Posting scorecards in a common area will help create a friendly-competition among drivers with the best drivers rewarded. Additionally, scorecards with greater detail should be created per driver for individualized coaching and training.
Fuel management and maintenance issues are also a top concern with fluctuating fuel prices, vehicle depreciation and asset utilization, which are common challenges across fleets of all sizes.
To help meet these challenges head-on, efficiency KPIs to track include:
- Fuel economy for each vehicle, including idle time
- Empty miles
- Fleet asset utilization
Data collected can help identify risky driver behaviors, such as speeding and excessive idling, that waste fuel and cause wear and tear on vehicles, meaning vehicle depreciation and higher maintenance costs. As with safety, drivers can be trained to avoid these behaviors for safer driving, fewer crashes and lower costs.
Tracking asset utilization gives fleet managers a clear picture of empty miles, how assets are used and how best to use them. For example, data can help optimize fleet utilization and help determine the number of vehicles needed, which can help reduce fuel, maintenance and insurance costs.
Easier and more accurate Hours of Service (HOS) recording and unassigned mileage by vehicle are key objectives of the ELD mandate, and fleets should track these compliance KPIs:

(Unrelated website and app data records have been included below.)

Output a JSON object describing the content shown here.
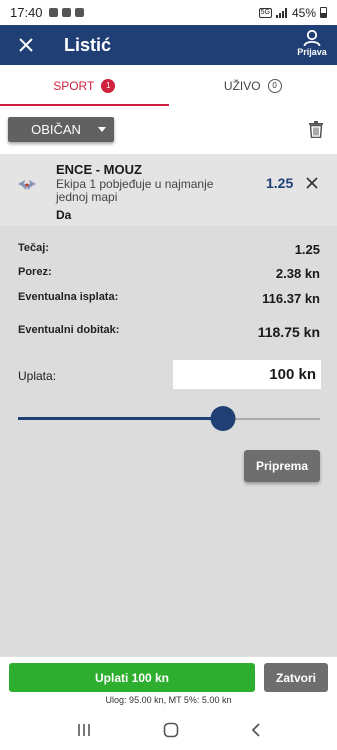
{
  "status_bar": {
    "time": "17:40",
    "network": "5G",
    "battery": "45%"
  },
  "app_bar": {
    "title": "Listić",
    "login_label": "Prijava",
    "close_icon": "close-icon",
    "login_icon": "user-icon"
  },
  "tabs": [
    {
      "label": "SPORT",
      "count": "1",
      "active": true
    },
    {
      "label": "UŽIVO",
      "count": "0",
      "active": false
    }
  ],
  "toolbar": {
    "ticket_type": "OBIČAN",
    "trash_icon": "trash-icon"
  },
  "bet": {
    "match": "ENCE - MOUZ",
    "market": "Ekipa 1 pobjeđuje u najmanje jednoj mapi",
    "pick": "Da",
    "odd": "1.25",
    "sport_icon": "esports-icon"
  },
  "summary": {
    "odds_label": "Tečaj:",
    "odds_value": "1.25",
    "tax_label": "Porez:",
    "tax_value": "2.38 kn",
    "payout_label": "Eventualna isplata:",
    "payout_value": "116.37 kn",
    "win_label": "Eventualni dobitak:",
    "win_value": "118.75 kn"
  },
  "stake": {
    "label": "Uplata:",
    "value": "100 kn",
    "slider_fraction": 0.68
  },
  "prepare_label": "Priprema",
  "footer": {
    "pay_label": "Uplati 100 kn",
    "close_label": "Zatvori",
    "note": "Ulog: 95.00 kn, MT 5%: 5.00 kn"
  },
  "colors": {
    "primary": "#1f3f75",
    "accent_red": "#d0213c",
    "pay_green": "#2eae2f",
    "grey_button": "#6e6e6e"
  }
}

- Available HOS
- HOS violations
- Unassigned mileage by vehicle (FMSCA wants all driving time captured)
Dispatchers should review HOS data daily and review violations data on a weekly basis. Violations do not need to be reported, but need to be tracked in case there is a DOT audit.
ELDs Make it Easy

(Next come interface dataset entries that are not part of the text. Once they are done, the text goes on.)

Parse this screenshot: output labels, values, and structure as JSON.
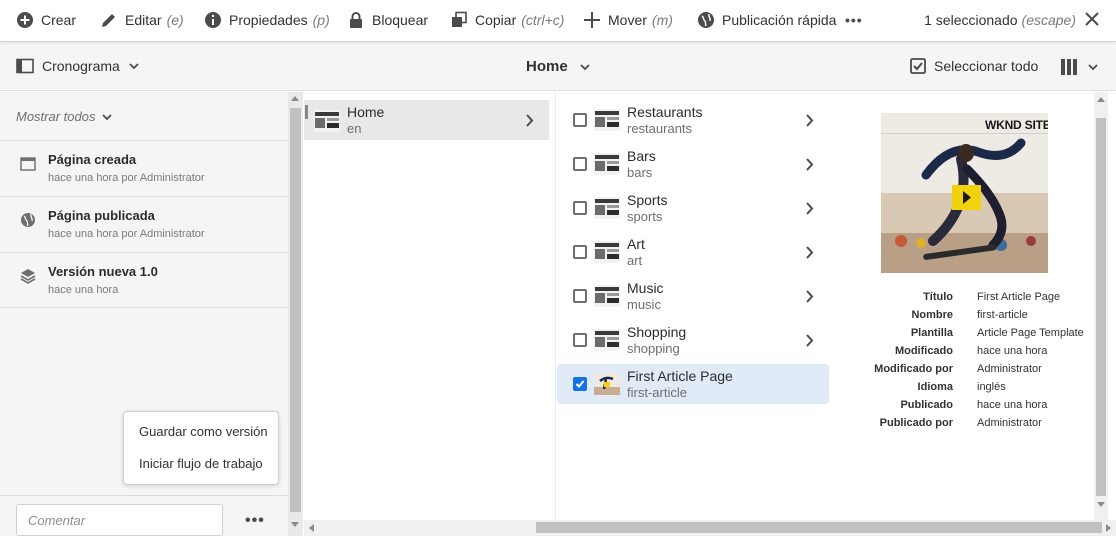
{
  "toolbar": {
    "create": "Crear",
    "edit": "Editar",
    "edit_kbd": "(e)",
    "properties": "Propiedades",
    "properties_kbd": "(p)",
    "lock": "Bloquear",
    "copy": "Copiar",
    "copy_kbd": "(ctrl+c)",
    "move": "Mover",
    "move_kbd": "(m)",
    "quick_publish": "Publicación rápida",
    "more": "•••",
    "selection_count": "1 seleccionado",
    "selection_kbd": "(escape)"
  },
  "subheader": {
    "rail_label": "Cronograma",
    "breadcrumb": "Home",
    "select_all": "Seleccionar todo"
  },
  "rail": {
    "filter": "Mostrar todos",
    "items": [
      {
        "title": "Página creada",
        "subtitle": "hace una hora por Administrator",
        "icon": "page-icon"
      },
      {
        "title": "Página publicada",
        "subtitle": "hace una hora por Administrator",
        "icon": "globe-icon"
      },
      {
        "title": "Versión nueva 1.0",
        "subtitle": "hace una hora",
        "icon": "layers-icon"
      }
    ],
    "popover": {
      "save_version": "Guardar como versión",
      "start_workflow": "Iniciar flujo de trabajo"
    },
    "comment_placeholder": "Comentar",
    "more": "•••"
  },
  "column1": {
    "items": [
      {
        "title": "Home",
        "name": "en"
      }
    ]
  },
  "column2": {
    "items": [
      {
        "title": "Restaurants",
        "name": "restaurants",
        "checked": false,
        "has_children": true
      },
      {
        "title": "Bars",
        "name": "bars",
        "checked": false,
        "has_children": true
      },
      {
        "title": "Sports",
        "name": "sports",
        "checked": false,
        "has_children": true
      },
      {
        "title": "Art",
        "name": "art",
        "checked": false,
        "has_children": true
      },
      {
        "title": "Music",
        "name": "music",
        "checked": false,
        "has_children": true
      },
      {
        "title": "Shopping",
        "name": "shopping",
        "checked": false,
        "has_children": true
      },
      {
        "title": "First Article Page",
        "name": "first-article",
        "checked": true,
        "has_children": false
      }
    ]
  },
  "preview": {
    "brand": "WKND SITE",
    "meta": [
      {
        "label": "Título",
        "value": "First Article Page"
      },
      {
        "label": "Nombre",
        "value": "first-article"
      },
      {
        "label": "Plantilla",
        "value": "Article Page Template"
      },
      {
        "label": "Modificado",
        "value": "hace una hora"
      },
      {
        "label": "Modificado por",
        "value": "Administrator"
      },
      {
        "label": "Idioma",
        "value": "inglés"
      },
      {
        "label": "Publicado",
        "value": "hace una hora"
      },
      {
        "label": "Publicado por",
        "value": "Administrator"
      }
    ]
  },
  "colors": {
    "accent": "#1473e6",
    "selected_row": "#e1ebf7",
    "rail_bg": "#f5f5f5",
    "play_button": "#f2d20d"
  }
}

With the ELD mandate in full force, the data collected by ELD devices can greatly improve safety and fleet operations. The key is the data must be put to work, and fortunately for fleet managers, ELD devices make that job easy to accomplish.
For example, alerts can be set up within the ELD platform for safety issues and impending HOS violations. And all safety, efficiency and compliance KPIs discussed above should be automatically collected by an ELD device, making reporting simple.
ELDs are here to stay -- so is improving fleet operations and the bottom line, but only if you take advantage of the data collecting power that ELDs have to offer.